Trump's praise for Putin's "strong" leadership has already caused issues, said Evelyn Farkas, a former deputy assistant defense secretary for Russia, Ukraine, Eurasia in the Obama administration.
"He's already done damage to us vis-a-vis Russia as a candidate.

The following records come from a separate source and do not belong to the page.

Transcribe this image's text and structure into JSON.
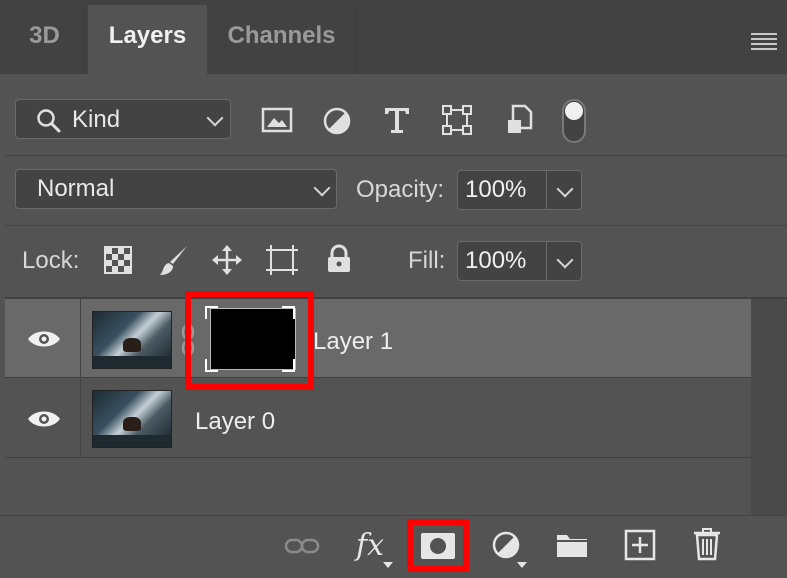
{
  "tabs": [
    {
      "label": "3D",
      "active": false
    },
    {
      "label": "Layers",
      "active": true
    },
    {
      "label": "Channels",
      "active": false
    }
  ],
  "filter": {
    "kind_label": "Kind",
    "icons": [
      "image-filter-icon",
      "adjustment-filter-icon",
      "type-filter-icon",
      "shape-filter-icon",
      "smart-object-filter-icon",
      "filter-toggle-icon"
    ]
  },
  "blend": {
    "mode": "Normal",
    "opacity_label": "Opacity:",
    "opacity_value": "100%"
  },
  "lock": {
    "label": "Lock:",
    "icons": [
      "lock-transparent-pixels-icon",
      "lock-image-pixels-icon",
      "lock-position-icon",
      "lock-artboard-icon",
      "lock-all-icon"
    ],
    "fill_label": "Fill:",
    "fill_value": "100%"
  },
  "layers": [
    {
      "name": "Layer 1",
      "selected": true,
      "has_mask": true,
      "visible": true
    },
    {
      "name": "Layer 0",
      "selected": false,
      "has_mask": false,
      "visible": true
    }
  ],
  "bottom_icons": [
    "link-layers-icon",
    "fx-icon",
    "add-mask-icon",
    "adjustment-layer-icon",
    "group-folder-icon",
    "new-layer-icon",
    "delete-icon"
  ],
  "colors": {
    "panel_bg": "#535353",
    "tab_bar_bg": "#424242",
    "selected_row": "#696969",
    "highlight": "#ff0000"
  }
}
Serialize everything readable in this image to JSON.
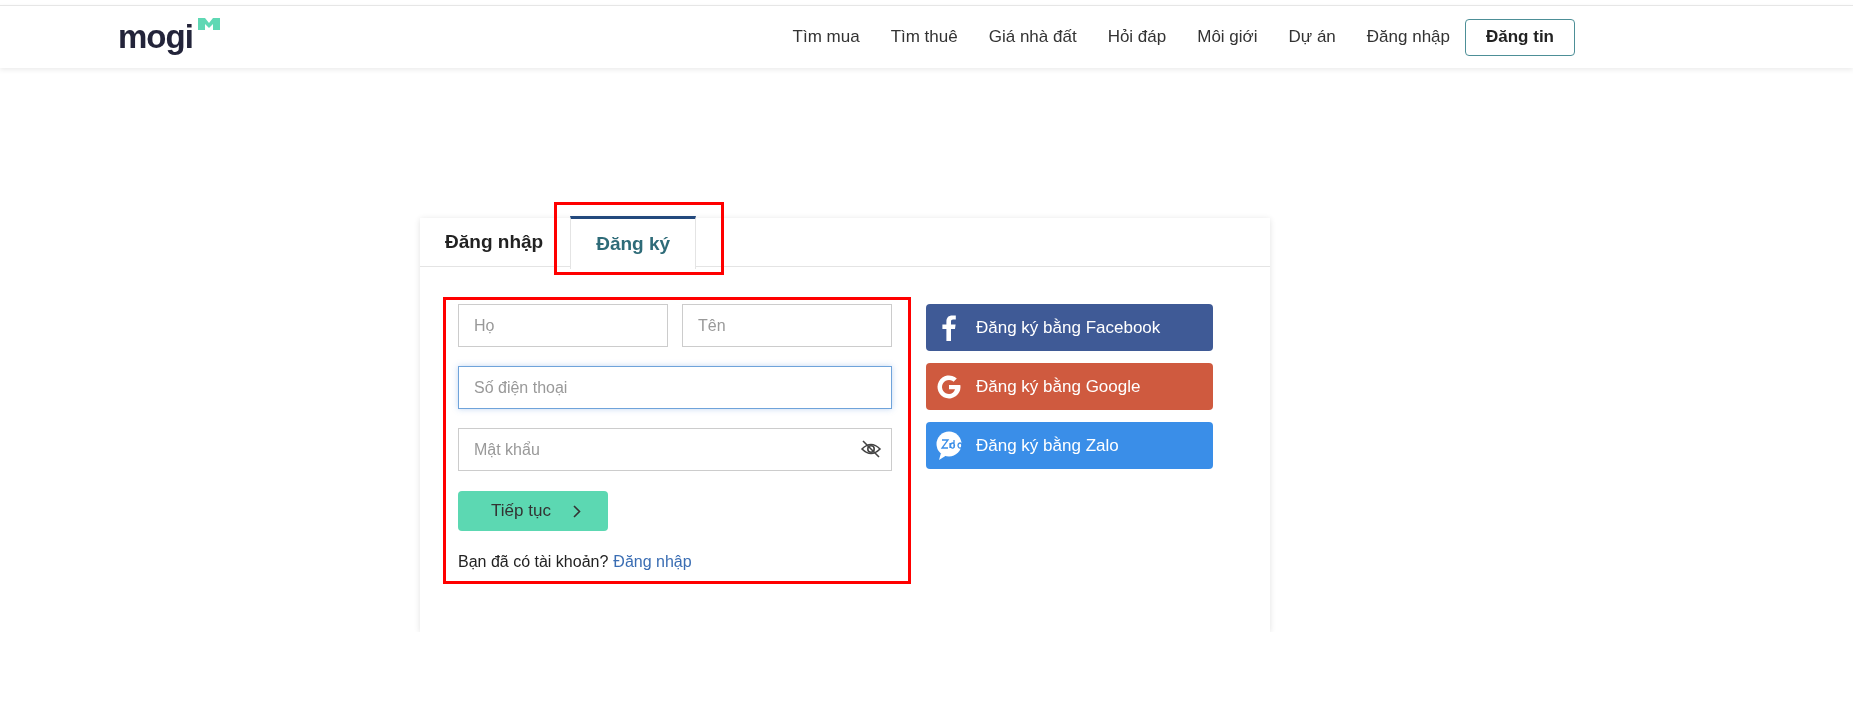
{
  "header": {
    "logo": "mogi",
    "nav": [
      {
        "label": "Tìm mua"
      },
      {
        "label": "Tìm thuê"
      },
      {
        "label": "Giá nhà đất"
      },
      {
        "label": "Hỏi đáp"
      },
      {
        "label": "Môi giới"
      },
      {
        "label": "Dự án"
      },
      {
        "label": "Đăng nhập"
      }
    ],
    "post_button": "Đăng tin"
  },
  "card": {
    "tabs": [
      {
        "label": "Đăng nhập",
        "selected": false,
        "highlighted": false
      },
      {
        "label": "Đăng ký",
        "selected": true,
        "highlighted": true
      }
    ],
    "form": {
      "highlighted": true,
      "name_fields": [
        {
          "placeholder": "Họ",
          "focused": false
        },
        {
          "placeholder": "Tên",
          "focused": false
        }
      ],
      "phone_field": {
        "placeholder": "Số điện thoại",
        "focused": true
      },
      "password_field": {
        "placeholder": "Mật khẩu",
        "focused": false
      },
      "continue_button": "Tiếp tục",
      "login_prompt": "Bạn đã có tài khoản?",
      "login_link": "Đăng nhập"
    },
    "social_buttons": [
      {
        "kind": "facebook",
        "label": "Đăng ký bằng Facebook",
        "color": "#3f5a96"
      },
      {
        "kind": "google",
        "label": "Đăng ký bằng Google",
        "color": "#cf5a3f"
      },
      {
        "kind": "zalo",
        "label": "Đăng ký bằng Zalo",
        "color": "#3a8ee8"
      }
    ]
  }
}
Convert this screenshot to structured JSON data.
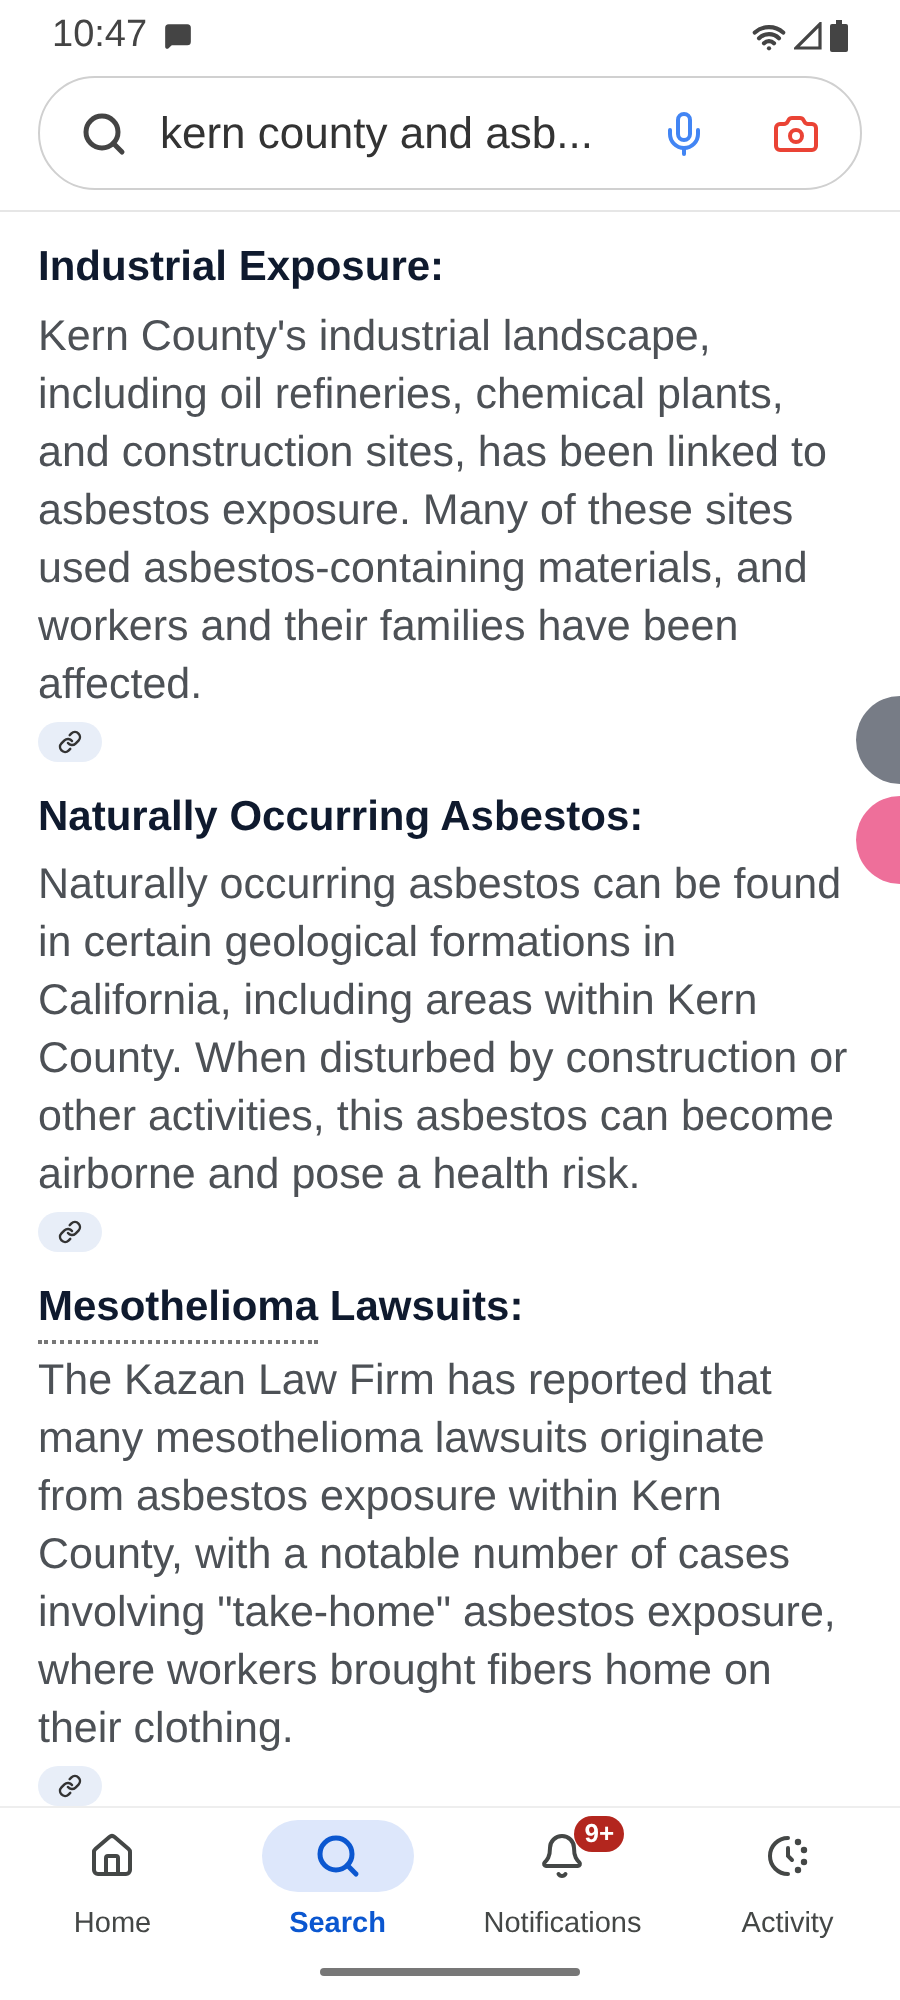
{
  "status_bar": {
    "time": "10:47"
  },
  "search": {
    "value": "kern county and asb..."
  },
  "sections": [
    {
      "heading": "Industrial Exposure:",
      "text": "Kern County's industrial landscape, including oil refineries, chemical plants, and construction sites, has been linked to asbestos exposure. Many of these sites used asbestos-containing materials, and workers and their families have been affected."
    },
    {
      "heading": "Naturally Occurring Asbestos:",
      "text": "Naturally occurring asbestos can be found in certain geological formations in California, including areas within Kern County. When disturbed by construction or other activities, this asbestos can become airborne and pose a health risk."
    },
    {
      "heading_link": "Mesothelioma",
      "heading": " Lawsuits:",
      "text": "The Kazan Law Firm has reported that many mesothelioma lawsuits originate from asbestos exposure within Kern County, with a notable number of cases involving \"take-home\" asbestos exposure, where workers brought fibers home on their clothing."
    }
  ],
  "nav": [
    {
      "kind": "home",
      "label": "Home",
      "selected": false
    },
    {
      "kind": "search",
      "label": "Search",
      "selected": true
    },
    {
      "kind": "bell",
      "label": "Notifications",
      "selected": false,
      "badge": "9+"
    },
    {
      "kind": "activity",
      "label": "Activity",
      "selected": false
    }
  ]
}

I frankly shudder to think what he could to U.S. interests as commander-in-chief and president," Farkas, a senior fellow at the Atlantic Council, told NBC News.
Trump's effusive admiration for Putin, who Sen. Lindsey Graham, R-South Carolina, referred to on Thursday as "a thug, a dictator, an autocratic ruler who has his opposition killed in the streets of Russia" has baffled many, including some in his own party.
Nina Khrushcheva, a great-granddaughter of former Soviet Premier Nikita Khrushchev and a professor of international affairs at The New School, feels the Trump-Putin rapport could go one of two ways should Trump become president.
"It will supposedly be a very positive relationship," she told NBC News. "But since Putin and Trump in some ways are similar — that is, they say it like it is and really don't mind the consequences — it also is entirely possible and likely that that relationship will collapse quickly because one will insult the other and try to show each other who's the better man."